Start of Block
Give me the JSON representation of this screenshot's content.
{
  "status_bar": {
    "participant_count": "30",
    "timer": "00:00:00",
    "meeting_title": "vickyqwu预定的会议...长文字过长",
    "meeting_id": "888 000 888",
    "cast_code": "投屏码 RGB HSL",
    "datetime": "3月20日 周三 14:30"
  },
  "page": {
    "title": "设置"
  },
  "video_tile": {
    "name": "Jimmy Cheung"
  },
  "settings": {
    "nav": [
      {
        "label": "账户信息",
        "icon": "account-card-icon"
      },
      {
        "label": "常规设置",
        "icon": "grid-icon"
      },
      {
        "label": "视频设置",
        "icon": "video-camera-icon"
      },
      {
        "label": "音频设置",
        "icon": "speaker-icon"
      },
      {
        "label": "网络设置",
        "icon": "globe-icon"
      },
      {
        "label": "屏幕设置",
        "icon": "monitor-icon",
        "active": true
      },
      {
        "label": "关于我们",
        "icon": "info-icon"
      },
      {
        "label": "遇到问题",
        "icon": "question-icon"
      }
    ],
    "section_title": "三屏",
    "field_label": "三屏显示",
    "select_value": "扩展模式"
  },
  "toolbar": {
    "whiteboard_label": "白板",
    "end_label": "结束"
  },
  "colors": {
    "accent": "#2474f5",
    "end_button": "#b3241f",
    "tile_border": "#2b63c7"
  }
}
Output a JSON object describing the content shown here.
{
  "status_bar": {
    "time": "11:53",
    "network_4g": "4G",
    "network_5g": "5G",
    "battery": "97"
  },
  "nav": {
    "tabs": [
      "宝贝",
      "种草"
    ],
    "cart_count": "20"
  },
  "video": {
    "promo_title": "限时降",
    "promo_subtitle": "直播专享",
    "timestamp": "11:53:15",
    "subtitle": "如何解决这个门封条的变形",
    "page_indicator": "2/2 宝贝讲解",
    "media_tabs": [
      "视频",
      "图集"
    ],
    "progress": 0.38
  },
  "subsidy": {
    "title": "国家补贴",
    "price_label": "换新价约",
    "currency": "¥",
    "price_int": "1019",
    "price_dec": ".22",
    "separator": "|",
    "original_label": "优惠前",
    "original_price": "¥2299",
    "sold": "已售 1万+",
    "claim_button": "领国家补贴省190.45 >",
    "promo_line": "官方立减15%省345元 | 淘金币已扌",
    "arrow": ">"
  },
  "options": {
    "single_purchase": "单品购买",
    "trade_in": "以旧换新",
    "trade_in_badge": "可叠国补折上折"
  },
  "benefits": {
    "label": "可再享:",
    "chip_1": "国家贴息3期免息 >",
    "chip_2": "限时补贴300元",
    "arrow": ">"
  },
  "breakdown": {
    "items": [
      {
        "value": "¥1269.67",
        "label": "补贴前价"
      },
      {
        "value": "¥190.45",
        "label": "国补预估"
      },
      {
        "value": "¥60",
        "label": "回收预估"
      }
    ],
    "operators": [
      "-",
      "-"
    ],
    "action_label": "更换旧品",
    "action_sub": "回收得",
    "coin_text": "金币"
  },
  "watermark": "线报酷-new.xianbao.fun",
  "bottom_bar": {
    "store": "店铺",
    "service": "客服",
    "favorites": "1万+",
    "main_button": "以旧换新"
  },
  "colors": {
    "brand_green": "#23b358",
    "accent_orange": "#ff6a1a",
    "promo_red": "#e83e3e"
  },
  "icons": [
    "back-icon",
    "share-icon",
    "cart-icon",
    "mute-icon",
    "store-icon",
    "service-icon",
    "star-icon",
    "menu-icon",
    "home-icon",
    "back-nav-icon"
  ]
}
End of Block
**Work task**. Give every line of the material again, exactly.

**Your solution**.
Give me the JSON representation of this screenshot's content.
{
  "status_bar": {
    "participant_count": "30",
    "timer": "00:00:00",
    "meeting_title": "vickyqwu预定的会议...长文字过长",
    "meeting_id": "888 000 888",
    "cast_code": "投屏码 RGB HSL",
    "datetime": "3月20日 周三 14:30"
  },
  "page": {
    "title": "设置"
  },
  "video_tile": {
    "name": "Jimmy Cheung"
  },
  "settings": {
    "nav": [
      {
        "label": "账户信息",
        "icon": "account-card-icon"
      },
      {
        "label": "常规设置",
        "icon": "grid-icon"
      },
      {
        "label": "视频设置",
        "icon": "video-camera-icon"
      },
      {
        "label": "音频设置",
        "icon": "speaker-icon"
      },
      {
        "label": "网络设置",
        "icon": "globe-icon"
      },
      {
        "label": "屏幕设置",
        "icon": "monitor-icon",
        "active": true
      },
      {
        "label": "关于我们",
        "icon": "info-icon"
      },
      {
        "label": "遇到问题",
        "icon": "question-icon"
      }
    ],
    "section_title": "三屏",
    "field_label": "三屏显示",
    "select_value": "扩展模式"
  },
  "toolbar": {
    "whiteboard_label": "白板",
    "end_label": "结束"
  },
  "colors": {
    "accent": "#2474f5",
    "end_button": "#b3241f",
    "tile_border": "#2b63c7"
  }
}
Output a JSON object describing the content shown here.
{
  "status_bar": {
    "time": "11:53",
    "network_4g": "4G",
    "network_5g": "5G",
    "battery": "97"
  },
  "nav": {
    "tabs": [
      "宝贝",
      "种草"
    ],
    "cart_count": "20"
  },
  "video": {
    "promo_title": "限时降",
    "promo_subtitle": "直播专享",
    "timestamp": "11:53:15",
    "subtitle": "如何解决这个门封条的变形",
    "page_indicator": "2/2 宝贝讲解",
    "media_tabs": [
      "视频",
      "图集"
    ],
    "progress": 0.38
  },
  "subsidy": {
    "title": "国家补贴",
    "price_label": "换新价约",
    "currency": "¥",
    "price_int": "1019",
    "price_dec": ".22",
    "separator": "|",
    "original_label": "优惠前",
    "original_price": "¥2299",
    "sold": "已售 1万+",
    "claim_button": "领国家补贴省190.45 >",
    "promo_line": "官方立减15%省345元 | 淘金币已扌",
    "arrow": ">"
  },
  "options": {
    "single_purchase": "单品购买",
    "trade_in": "以旧换新",
    "trade_in_badge": "可叠国补折上折"
  },
  "benefits": {
    "label": "可再享:",
    "chip_1": "国家贴息3期免息 >",
    "chip_2": "限时补贴300元",
    "arrow": ">"
  },
  "breakdown": {
    "items": [
      {
        "value": "¥1269.67",
        "label": "补贴前价"
      },
      {
        "value": "¥190.45",
        "label": "国补预估"
      },
      {
        "value": "¥60",
        "label": "回收预估"
      }
    ],
    "operators": [
      "-",
      "-"
    ],
    "action_label": "更换旧品",
    "action_sub": "回收得",
    "coin_text": "金币"
  },
  "watermark": "线报酷-new.xianbao.fun",
  "bottom_bar": {
    "store": "店铺",
    "service": "客服",
    "favorites": "1万+",
    "main_button": "以旧换新"
  },
  "colors": {
    "brand_green": "#23b358",
    "accent_orange": "#ff6a1a",
    "promo_red": "#e83e3e"
  },
  "icons": [
    "back-icon",
    "share-icon",
    "cart-icon",
    "mute-icon",
    "store-icon",
    "service-icon",
    "star-icon",
    "menu-icon",
    "home-icon",
    "back-nav-icon"
  ]
}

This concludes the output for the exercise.